Route 66 in just one day

Route 66 – surely the most enthused about, written about and sung about road on the planet.

Running from Chicago to Los Angeles, Route 66 proved a veritable escape route for middle America fleeing the Great Depression of the 1930s. After World War II, the restless pursuit of the American Dream continued to lay wheel tracks down its well-worn blacktop.

While no longer possible to travel the full length of its original 3939km, various stretches remain that offer the magic of the Mother Road, as it became known. One such deeply evocative example is the 200km drive from Seligman to Oatman in Arizona.

Seligman is the birthplace of the Route 66 Association and Historic Route 66. As such, this small town fairly flaunts its connection with button-bursting pride.

The weather-beaten carcasses of old Chevvies and Caddies sit outside once Neon-lit burger joints and former gas (petrol) stations, as if their drivers had stopped for a bite and somehow never came back. It’s a scene frozen in time, but not nearly as stiff as the menagerie of stuffed and mounted wildlife on display in the appropriately-named Roadkill Café (pictured) where we’ve sought shelter and sustenance late on a heavily-inclement afternoon.

If the aforesaid wildlife isn’t enough of a give-away, a menu that lists Splatter Platter, Swirl of Squirrel, Big Bagged Stag and Highway Hash makes a statement that this is going to be a dining adventure.     

The Doors’ 1971 classic Riders on the Storm pulsing from a Wurlitzer juke box makes for a fitting, if somewhat cliched, soundtrack as we eat to the beat. We’ve gone conservative and ordered buffalo wings and sticky ribs. They – and a splash of the local brew - are going down a treat, but when the rain stops, the walk down memory lane begins.

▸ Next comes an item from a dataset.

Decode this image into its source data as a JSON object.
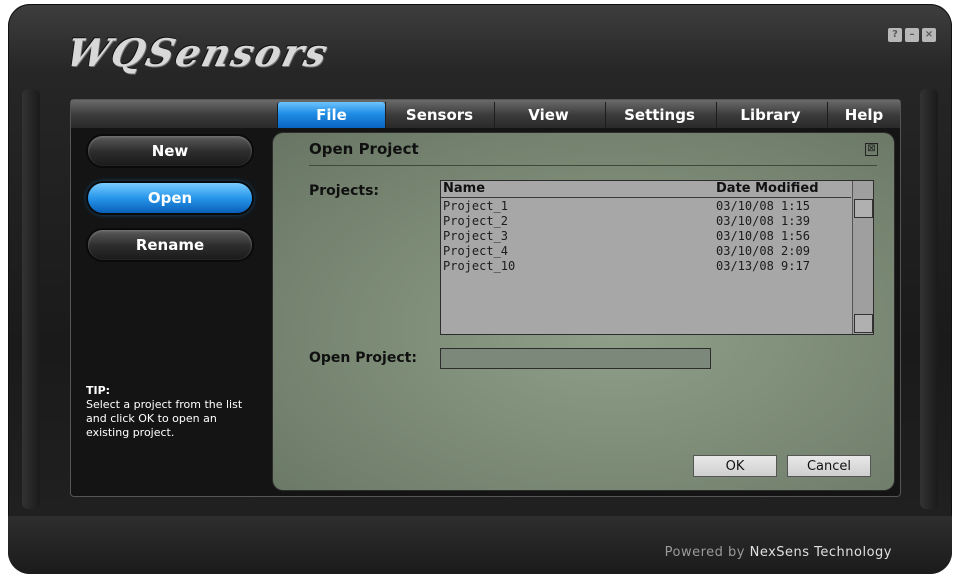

Unfortunately, Angel and Vilma Delgadillo's Route 66 Gift Shop and Visitor's Centre (complete with old-style barber shop, pictured) is closed along with, it seems, just about everything else. A pity, because Angel is the man who kick-started the grass-roots movement to revive historic Route 66 in Arizona.

It’s eerily like a ghost town. But there’s still much to see, among things: Olsen’s Chevrolet dealership and garage, originally built in 1936; the Rusty Bolt souvenir shop, its roof and frontage bizarrely-adorned with shop dummies; Seligman Sundries, circa 1904, which has served variously as a theatre, dance hall, trading post, community centre and still has a beautiful, working old-fashioned soda fountain; the Snow Cap Drive In, built in 1953 by Juan Delgadillo and family who still run what is a true Route 66 icon.
 
“Down the road aways” (local speak) and in the middle of nowhere is the Hackberry General Store (pictured). If the old Mobilgas Pegasus sign and rusting gas pumps out front don’t lure you instantly, then the owner’s 1956 two-tone Corvette parked out the front surely will. This is no Miss Prissy, but a straight, original and tidy – if you can look beyond the liberal coating of desert dust inside and out – example of Chevrolet’s finest.

With a mother lode of Mother Road memorabilia on display and sale, the Hackberry General Store is an absolute ‘must stop’.
The city of Kingman brings more pockets of Route 66-infused nostalgia, none more so than Mr D’z, another original roadside eatery resplendent in pink and turquoise paint that keeps travellers and locals alike well fed and watered.

Leaving Kingman, Route 66 – which for the duration of the drive has been arrow-straight and pancake-flat – now starts to climb and contort over craggy, mountainous terrain straight out of a John Wayne western. Welcome to Sitgreaves Pass (pictured).

The story goes that, in the old days, westbound travellers often would pay a local to drive their vehicle over the pass, rather than risk it themselves. Breathtakingly steep and narrow and festooned with hairpin bends, its surface cracked and crazed, only a couple of rusty, steel cable ‘guard rails’ hang between you and seemingly infinity.

Make it through safely and there lies the former gold mining camp of Oatman, its dusty street over run by wild burros looking for a hand-out from tourists only too willing to buy bags of fodder from the local shops.

In 1939, giants of the big screen Clark Gable and Carole Lombard spent their wedding night in this tiny town’s only hotel after having married in Kingman.
Travelling to the USA sometime soon? Then, this is a drive for you. One that encapsulates the best of Route 66 in just a day.